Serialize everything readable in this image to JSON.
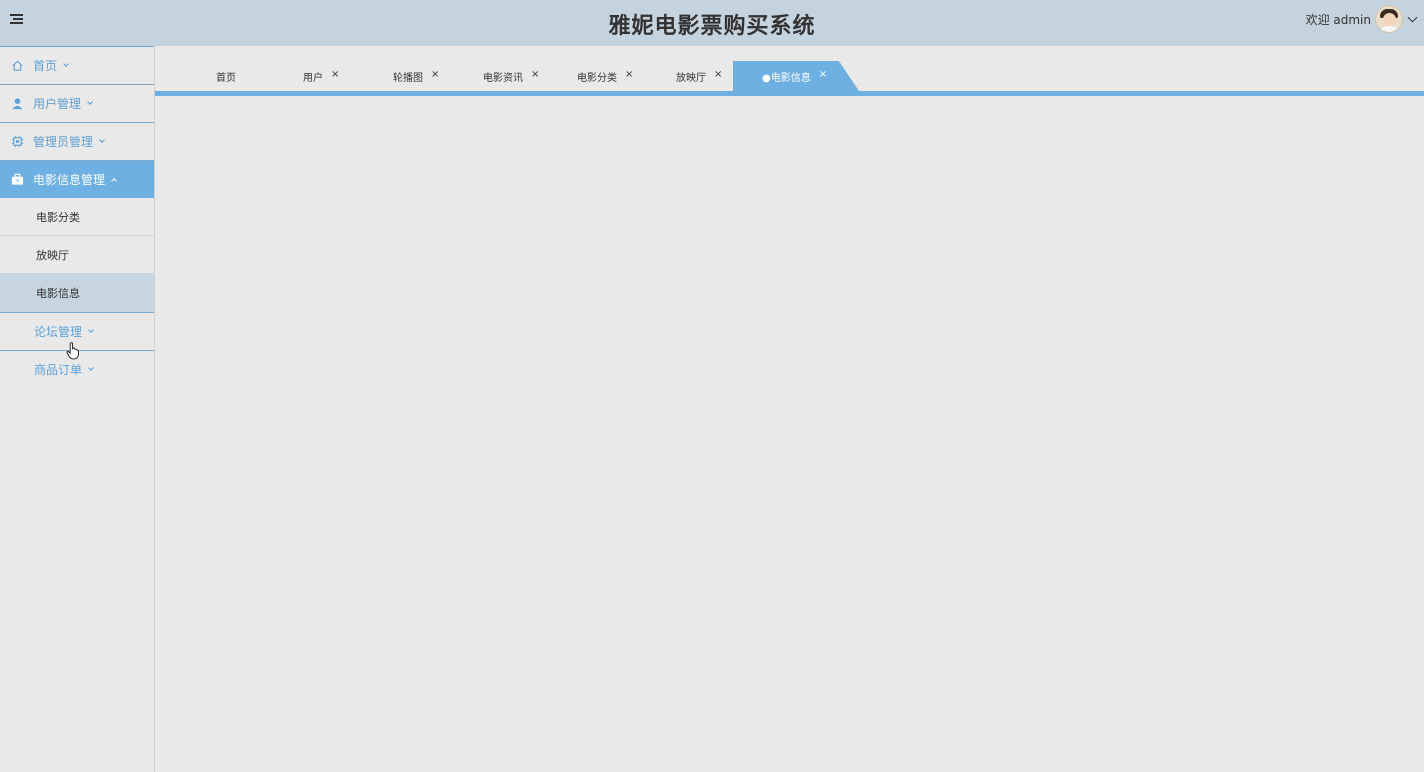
{
  "header": {
    "title": "雅妮电影票购买系统",
    "welcome": "欢迎 admin",
    "menu_icon": "hamburger-icon",
    "avatar_icon": "user-avatar"
  },
  "sidebar": {
    "items": [
      {
        "label": "首页",
        "icon": "home-icon"
      },
      {
        "label": "用户管理",
        "icon": "user-icon"
      },
      {
        "label": "管理员管理",
        "icon": "chip-icon"
      },
      {
        "label": "电影信息管理",
        "icon": "briefcase-icon"
      },
      {
        "label": "论坛管理",
        "icon": ""
      },
      {
        "label": "商品订单",
        "icon": ""
      }
    ],
    "sub_items": [
      {
        "label": "电影分类"
      },
      {
        "label": "放映厅"
      },
      {
        "label": "电影信息"
      }
    ]
  },
  "tabs": [
    {
      "label": "首页",
      "closable": false
    },
    {
      "label": "用户",
      "closable": true
    },
    {
      "label": "轮播图",
      "closable": true
    },
    {
      "label": "电影资讯",
      "closable": true
    },
    {
      "label": "电影分类",
      "closable": true
    },
    {
      "label": "放映厅",
      "closable": true
    },
    {
      "label": "●电影信息",
      "closable": true
    }
  ],
  "close_glyph": "×",
  "colors": {
    "accent": "#6fb0e2",
    "header_bg": "#c5d3df",
    "page_bg": "#e9e9e9",
    "sidebar_text": "#5ea0d6"
  }
}
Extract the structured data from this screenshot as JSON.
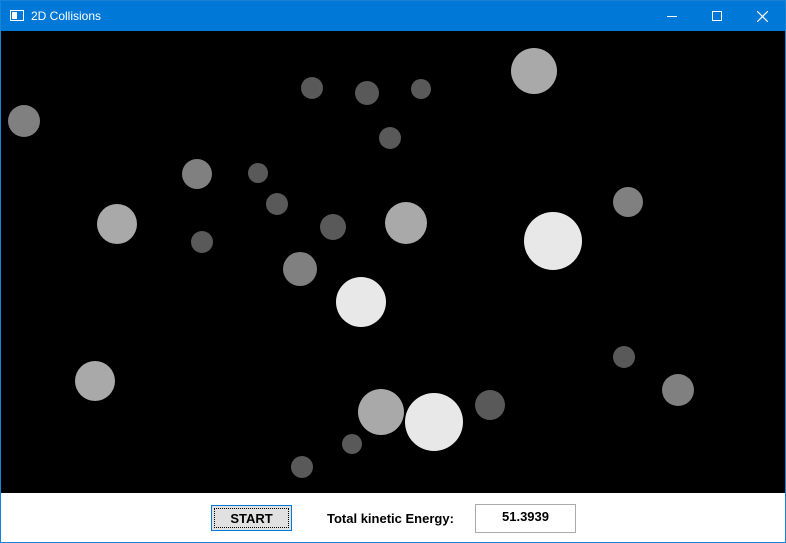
{
  "window": {
    "title": "2D Collisions",
    "title_bar_color": "#0078d7",
    "icon": "window-app-icon",
    "controls": [
      "minimize-icon",
      "maximize-icon",
      "close-icon"
    ]
  },
  "simulation": {
    "background": "#000000",
    "ball_colors": {
      "small": "#595959",
      "medium": "#808080",
      "large": "#a9a9a9",
      "largest": "#e8e8e8"
    }
  },
  "controls": {
    "start_label": "START",
    "energy_label": "Total kinetic Energy:",
    "energy_value": "51.3939"
  }
}
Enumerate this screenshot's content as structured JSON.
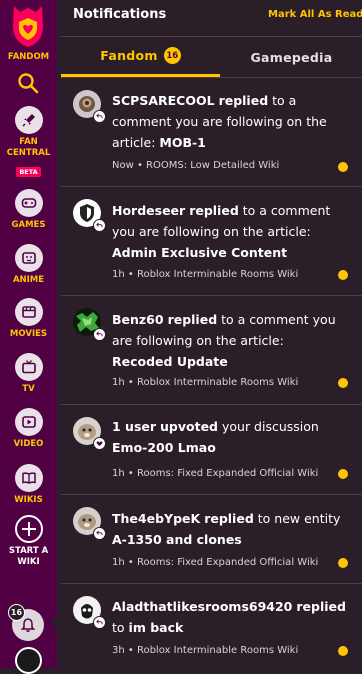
{
  "sidebar": {
    "brand_label": "FANDOM",
    "items": [
      {
        "label": "FAN CENTRAL",
        "label_line1": "FAN",
        "label_line2": "CENTRAL",
        "badge": "BETA"
      },
      {
        "label": "GAMES"
      },
      {
        "label": "ANIME"
      },
      {
        "label": "MOVIES"
      },
      {
        "label": "TV"
      },
      {
        "label": "VIDEO"
      },
      {
        "label": "WIKIS"
      }
    ],
    "start_wiki_line1": "START A",
    "start_wiki_line2": "WIKI",
    "notifications_count": "16"
  },
  "header": {
    "title": "Notifications",
    "mark_all": "Mark All As Read"
  },
  "tabs": {
    "fandom": "Fandom",
    "fandom_count": "16",
    "gamepedia": "Gamepedia"
  },
  "notifications": [
    {
      "user": "SCPSARECOOL",
      "action": "replied",
      "text1": " to a comment you are following on the article: ",
      "target": "MOB-1",
      "text2": "",
      "time": "Now",
      "wiki": "ROOMS: Low Detailed Wiki",
      "unread": true
    },
    {
      "user": "Hordeseer",
      "action": "replied",
      "text1": " to a comment you are following on the article: ",
      "target": "Admin Exclusive Content",
      "text2": "",
      "time": "1h",
      "wiki": "Roblox Interminable Rooms Wiki",
      "unread": true
    },
    {
      "user": "Benz60",
      "action": "replied",
      "text1": " to a comment you are following on the article: ",
      "target": "Recoded Update",
      "text2": "",
      "time": "1h",
      "wiki": "Roblox Interminable Rooms Wiki",
      "unread": true
    },
    {
      "user": "1 user",
      "action": "upvoted",
      "text1": " your discussion ",
      "target": "Emo-200 Lmao",
      "text2": "",
      "time": "1h",
      "wiki": "Rooms: Fixed Expanded Official Wiki",
      "unread": true
    },
    {
      "user": "The4ebYpeK",
      "action": "replied",
      "text1": " to new entity ",
      "target": "A-1350 and clones",
      "text2": "",
      "time": "1h",
      "wiki": "Rooms: Fixed Expanded Official Wiki",
      "unread": true
    },
    {
      "user": "Aladthatlikesrooms69420",
      "action": "replied",
      "text1": " to ",
      "target": "im back",
      "text2": "",
      "time": "3h",
      "wiki": "Roblox Interminable Rooms Wiki",
      "unread": true
    }
  ],
  "colors": {
    "accent": "#ffc500",
    "sidebar": "#520044",
    "panel": "#2a1f29",
    "beta": "#fa005a"
  }
}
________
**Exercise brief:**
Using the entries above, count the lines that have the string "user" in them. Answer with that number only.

**Your solution:**
8